Dramatic Windows : Using Fenestration as Design Features!
Fenestration, or the openings in a building i.e. the doors and windows are like the nose and lungs of a structure. They provide ventilation, light and passive cooling. However, windows also serve another important purpose, that is defining and enhancing the building facade as well as complimenting the design and decor of the interiors. Fenestration has been widely used as a design feature in all forms and typologies of architecture worldwide. Dramatic windows and doors elevate the design of the building and lend character to the interiors. Different styles and designs of windows are being widely incorporated in modern architecture and we are fascinated! Let’s take a look at some of the cool examples of dramatic windows from the past, present and future!
The quintessential decorated windows of the past, seen in Europe, India, China etc. with the elaborate motifs and intricate stone carvings, imagery or patterns are a sight to behold. Not only are these styles beautiful to look at, some serve as passive cooling or shading devices as well. The dramatic overhangs, the ornamented Jali or lattice work in the windows in Jaipur, for example, are used to diffuse the hot glare of the Sun in the desert and filter cool breeze inside. The floor to ceiling glass windows, after the industrial revolution seen in the western parts of the world also engaged the user in the outside world while keeping the insides warm and cozy.
Modern architecture has witnessed a sweeping advancement in the design of fenestration. Engineered glass, ease of materials and availability with reduced costs plus engineering marvels have enabled architects to come up with the most dramatic windows. Architects are continuously experimenting with ways of using fenestration as a design feature, both in interiors as well as the facade, in order for the structure to stand out as well as be functional in terms of lighting and ventilation.
Windows play a major part in defining the interior atmosphere and a well designed window can elevate the home or space into a more efficient and visually appealing space. Huge arched windows, wide set floor to ceiling glass windows, bay windows, loft or attic windows and curtain walls are some of the modern typologies of windows as widely seen in the world. There are also more conventional types such as the aluminum sliding windows or doors, used in apartments and corporate buildings owing to mass manufacturing and easy and quick delivery plus installation. The ornamented windows of the past, are what they are, a thing of the past. Only rarely, do we see modern architecture dealing with windows like all their glorious past. However, it makes sense to shift to simpler, more stylish and more easier and quicker solutions for windows in modern times, to sync with technology and life in the modern era. Judging from the examples above, we aren’t complaining!

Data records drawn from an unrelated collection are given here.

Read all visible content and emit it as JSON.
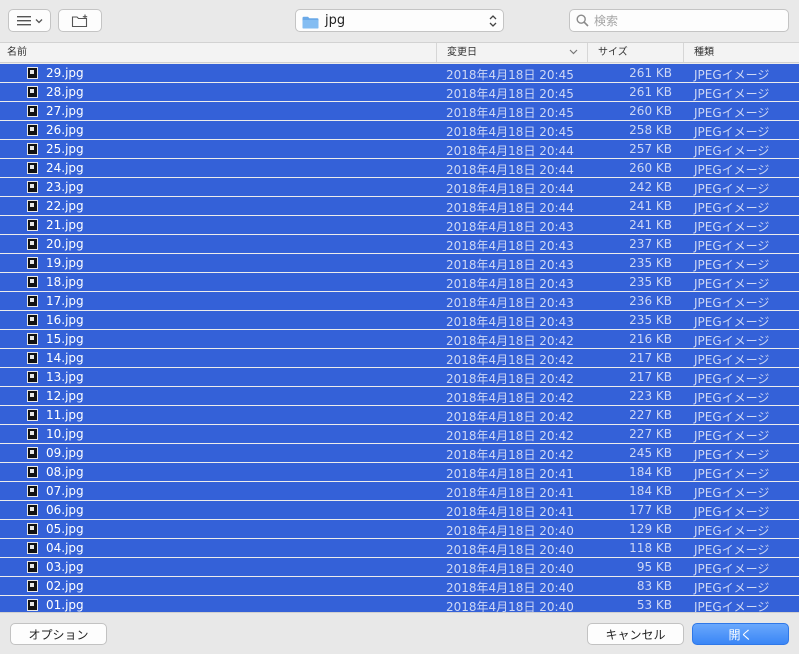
{
  "toolbar": {
    "view_icon": "list-view-icon",
    "new_folder_icon": "new-folder-icon",
    "path_label": "jpg",
    "search_placeholder": "検索"
  },
  "columns": {
    "name": "名前",
    "date": "変更日",
    "size": "サイズ",
    "kind": "種類"
  },
  "files": [
    {
      "name": "29.jpg",
      "date": "2018年4月18日 20:45",
      "size": "261 KB",
      "kind": "JPEGイメージ"
    },
    {
      "name": "28.jpg",
      "date": "2018年4月18日 20:45",
      "size": "261 KB",
      "kind": "JPEGイメージ"
    },
    {
      "name": "27.jpg",
      "date": "2018年4月18日 20:45",
      "size": "260 KB",
      "kind": "JPEGイメージ"
    },
    {
      "name": "26.jpg",
      "date": "2018年4月18日 20:45",
      "size": "258 KB",
      "kind": "JPEGイメージ"
    },
    {
      "name": "25.jpg",
      "date": "2018年4月18日 20:44",
      "size": "257 KB",
      "kind": "JPEGイメージ"
    },
    {
      "name": "24.jpg",
      "date": "2018年4月18日 20:44",
      "size": "260 KB",
      "kind": "JPEGイメージ"
    },
    {
      "name": "23.jpg",
      "date": "2018年4月18日 20:44",
      "size": "242 KB",
      "kind": "JPEGイメージ"
    },
    {
      "name": "22.jpg",
      "date": "2018年4月18日 20:44",
      "size": "241 KB",
      "kind": "JPEGイメージ"
    },
    {
      "name": "21.jpg",
      "date": "2018年4月18日 20:43",
      "size": "241 KB",
      "kind": "JPEGイメージ"
    },
    {
      "name": "20.jpg",
      "date": "2018年4月18日 20:43",
      "size": "237 KB",
      "kind": "JPEGイメージ"
    },
    {
      "name": "19.jpg",
      "date": "2018年4月18日 20:43",
      "size": "235 KB",
      "kind": "JPEGイメージ"
    },
    {
      "name": "18.jpg",
      "date": "2018年4月18日 20:43",
      "size": "235 KB",
      "kind": "JPEGイメージ"
    },
    {
      "name": "17.jpg",
      "date": "2018年4月18日 20:43",
      "size": "236 KB",
      "kind": "JPEGイメージ"
    },
    {
      "name": "16.jpg",
      "date": "2018年4月18日 20:43",
      "size": "235 KB",
      "kind": "JPEGイメージ"
    },
    {
      "name": "15.jpg",
      "date": "2018年4月18日 20:42",
      "size": "216 KB",
      "kind": "JPEGイメージ"
    },
    {
      "name": "14.jpg",
      "date": "2018年4月18日 20:42",
      "size": "217 KB",
      "kind": "JPEGイメージ"
    },
    {
      "name": "13.jpg",
      "date": "2018年4月18日 20:42",
      "size": "217 KB",
      "kind": "JPEGイメージ"
    },
    {
      "name": "12.jpg",
      "date": "2018年4月18日 20:42",
      "size": "223 KB",
      "kind": "JPEGイメージ"
    },
    {
      "name": "11.jpg",
      "date": "2018年4月18日 20:42",
      "size": "227 KB",
      "kind": "JPEGイメージ"
    },
    {
      "name": "10.jpg",
      "date": "2018年4月18日 20:42",
      "size": "227 KB",
      "kind": "JPEGイメージ"
    },
    {
      "name": "09.jpg",
      "date": "2018年4月18日 20:42",
      "size": "245 KB",
      "kind": "JPEGイメージ"
    },
    {
      "name": "08.jpg",
      "date": "2018年4月18日 20:41",
      "size": "184 KB",
      "kind": "JPEGイメージ"
    },
    {
      "name": "07.jpg",
      "date": "2018年4月18日 20:41",
      "size": "184 KB",
      "kind": "JPEGイメージ"
    },
    {
      "name": "06.jpg",
      "date": "2018年4月18日 20:41",
      "size": "177 KB",
      "kind": "JPEGイメージ"
    },
    {
      "name": "05.jpg",
      "date": "2018年4月18日 20:40",
      "size": "129 KB",
      "kind": "JPEGイメージ"
    },
    {
      "name": "04.jpg",
      "date": "2018年4月18日 20:40",
      "size": "118 KB",
      "kind": "JPEGイメージ"
    },
    {
      "name": "03.jpg",
      "date": "2018年4月18日 20:40",
      "size": "95 KB",
      "kind": "JPEGイメージ"
    },
    {
      "name": "02.jpg",
      "date": "2018年4月18日 20:40",
      "size": "83 KB",
      "kind": "JPEGイメージ"
    },
    {
      "name": "01.jpg",
      "date": "2018年4月18日 20:40",
      "size": "53 KB",
      "kind": "JPEGイメージ"
    }
  ],
  "footer": {
    "options_label": "オプション",
    "cancel_label": "キャンセル",
    "open_label": "開く"
  },
  "colors": {
    "selection": "#3461d8",
    "primary_button": "#3a86f6",
    "folder": "#6aa9e8"
  }
}
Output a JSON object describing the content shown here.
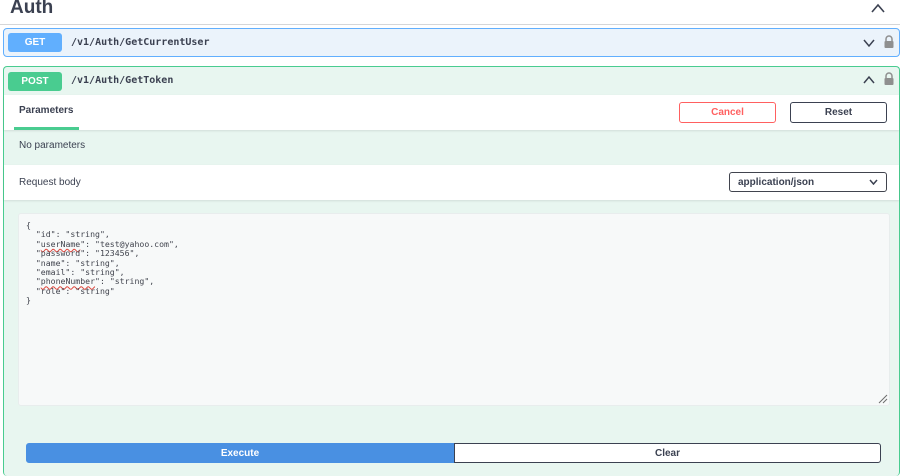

The future of windows is bright and well lit! As we race towards heightened technologies, scientific advancements in the Architecture and design fields, we can afford to experiment and go crazy with window designs. With ever decreasing space, skylights and attic windows are sure to be the future. With historical construction methods, it wasn’t always possible to achieve windows in the tightest of spaces or in odd shapes. All that has changed for the future, when everything from glass slits, to triangular or circular windows or windows in huge concave walls is also possible. The question is, till where is one willing to go?
Sample the above fascinating windows for some food for thought. Incorporating the glass window in the bathroom with a tiny green space, or having a wheel like fin design to allow or stop light, or a revolving circular window, all these are ingenius ideas which take the interior vibe to the next level. Making the window, the dominant element in the room is so cost effective and good for the building, as it needs no other ornamentation, the cost of making the window more or less remains the same, plus the function and aesthetic it provides, takes the building efficiency a whole notch higher.
Author: Jamila Sidhpurwala
Jamila is one part artist, two parts foodie, and all parts traveler. She is a patron of good art and design and loves to immerse herself in books and music. Simplicity and minimalism is her motto as an architect. A writing enthusiast, she surrounds herself with all things creative. She actively shuns all “ists” and “isms” and firmly believes in a “no – label” world! She isn’t afraid to take risks, speak her mind, push forward and challenge preconceptions. She is currently pursuing Masters in Architecture at the University of Liechtenstein.